__EXERCISE DIRECTIONS__
All of the data below needs to be set down again, exactly as shown.

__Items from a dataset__
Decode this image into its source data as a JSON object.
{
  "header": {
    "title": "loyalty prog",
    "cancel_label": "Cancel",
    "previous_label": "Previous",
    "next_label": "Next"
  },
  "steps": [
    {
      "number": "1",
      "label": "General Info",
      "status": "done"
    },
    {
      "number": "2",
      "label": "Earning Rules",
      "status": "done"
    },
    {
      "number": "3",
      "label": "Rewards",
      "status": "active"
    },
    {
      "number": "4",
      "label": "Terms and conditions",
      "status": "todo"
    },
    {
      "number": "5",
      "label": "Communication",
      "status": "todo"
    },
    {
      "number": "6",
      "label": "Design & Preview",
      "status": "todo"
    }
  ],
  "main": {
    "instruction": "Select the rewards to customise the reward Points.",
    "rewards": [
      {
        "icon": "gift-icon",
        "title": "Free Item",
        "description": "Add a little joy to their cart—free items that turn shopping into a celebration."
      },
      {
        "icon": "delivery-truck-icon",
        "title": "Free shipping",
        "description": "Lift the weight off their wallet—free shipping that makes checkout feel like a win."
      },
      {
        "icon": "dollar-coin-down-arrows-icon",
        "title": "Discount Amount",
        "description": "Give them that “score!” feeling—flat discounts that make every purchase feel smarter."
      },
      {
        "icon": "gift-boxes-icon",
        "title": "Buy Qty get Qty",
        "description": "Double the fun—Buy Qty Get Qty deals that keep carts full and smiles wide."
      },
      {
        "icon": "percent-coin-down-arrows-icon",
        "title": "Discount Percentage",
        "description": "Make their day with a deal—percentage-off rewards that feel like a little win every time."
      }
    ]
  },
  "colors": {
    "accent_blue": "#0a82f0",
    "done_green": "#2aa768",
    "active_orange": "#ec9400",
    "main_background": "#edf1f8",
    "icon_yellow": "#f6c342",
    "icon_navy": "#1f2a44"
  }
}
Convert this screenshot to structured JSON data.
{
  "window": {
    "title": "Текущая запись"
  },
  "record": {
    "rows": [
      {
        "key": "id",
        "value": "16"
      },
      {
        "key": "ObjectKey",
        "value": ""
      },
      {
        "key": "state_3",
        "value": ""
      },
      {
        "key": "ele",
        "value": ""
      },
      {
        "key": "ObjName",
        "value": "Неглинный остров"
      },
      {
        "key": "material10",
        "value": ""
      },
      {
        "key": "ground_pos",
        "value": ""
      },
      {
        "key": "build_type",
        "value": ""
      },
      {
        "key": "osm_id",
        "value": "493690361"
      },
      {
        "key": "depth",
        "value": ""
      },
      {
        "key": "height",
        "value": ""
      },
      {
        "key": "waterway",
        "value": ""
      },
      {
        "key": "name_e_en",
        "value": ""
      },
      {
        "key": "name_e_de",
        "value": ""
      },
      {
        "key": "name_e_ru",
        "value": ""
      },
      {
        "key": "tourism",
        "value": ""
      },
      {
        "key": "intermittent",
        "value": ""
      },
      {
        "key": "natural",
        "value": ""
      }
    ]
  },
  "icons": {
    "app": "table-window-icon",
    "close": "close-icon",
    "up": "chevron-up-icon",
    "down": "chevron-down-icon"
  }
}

__TASK RESPONSE__
Decode this image into its source data as a JSON object.
{
  "header": {
    "title": "loyalty prog",
    "cancel_label": "Cancel",
    "previous_label": "Previous",
    "next_label": "Next"
  },
  "steps": [
    {
      "number": "1",
      "label": "General Info",
      "status": "done"
    },
    {
      "number": "2",
      "label": "Earning Rules",
      "status": "done"
    },
    {
      "number": "3",
      "label": "Rewards",
      "status": "active"
    },
    {
      "number": "4",
      "label": "Terms and conditions",
      "status": "todo"
    },
    {
      "number": "5",
      "label": "Communication",
      "status": "todo"
    },
    {
      "number": "6",
      "label": "Design & Preview",
      "status": "todo"
    }
  ],
  "main": {
    "instruction": "Select the rewards to customise the reward Points.",
    "rewards": [
      {
        "icon": "gift-icon",
        "title": "Free Item",
        "description": "Add a little joy to their cart—free items that turn shopping into a celebration."
      },
      {
        "icon": "delivery-truck-icon",
        "title": "Free shipping",
        "description": "Lift the weight off their wallet—free shipping that makes checkout feel like a win."
      },
      {
        "icon": "dollar-coin-down-arrows-icon",
        "title": "Discount Amount",
        "description": "Give them that “score!” feeling—flat discounts that make every purchase feel smarter."
      },
      {
        "icon": "gift-boxes-icon",
        "title": "Buy Qty get Qty",
        "description": "Double the fun—Buy Qty Get Qty deals that keep carts full and smiles wide."
      },
      {
        "icon": "percent-coin-down-arrows-icon",
        "title": "Discount Percentage",
        "description": "Make their day with a deal—percentage-off rewards that feel like a little win every time."
      }
    ]
  },
  "colors": {
    "accent_blue": "#0a82f0",
    "done_green": "#2aa768",
    "active_orange": "#ec9400",
    "main_background": "#edf1f8",
    "icon_yellow": "#f6c342",
    "icon_navy": "#1f2a44"
  }
}
Convert this screenshot to structured JSON data.
{
  "window": {
    "title": "Текущая запись"
  },
  "record": {
    "rows": [
      {
        "key": "id",
        "value": "16"
      },
      {
        "key": "ObjectKey",
        "value": ""
      },
      {
        "key": "state_3",
        "value": ""
      },
      {
        "key": "ele",
        "value": ""
      },
      {
        "key": "ObjName",
        "value": "Неглинный остров"
      },
      {
        "key": "material10",
        "value": ""
      },
      {
        "key": "ground_pos",
        "value": ""
      },
      {
        "key": "build_type",
        "value": ""
      },
      {
        "key": "osm_id",
        "value": "493690361"
      },
      {
        "key": "depth",
        "value": ""
      },
      {
        "key": "height",
        "value": ""
      },
      {
        "key": "waterway",
        "value": ""
      },
      {
        "key": "name_e_en",
        "value": ""
      },
      {
        "key": "name_e_de",
        "value": ""
      },
      {
        "key": "name_e_ru",
        "value": ""
      },
      {
        "key": "tourism",
        "value": ""
      },
      {
        "key": "intermittent",
        "value": ""
      },
      {
        "key": "natural",
        "value": ""
      }
    ]
  },
  "icons": {
    "app": "table-window-icon",
    "close": "close-icon",
    "up": "chevron-up-icon",
    "down": "chevron-down-icon"
  }
}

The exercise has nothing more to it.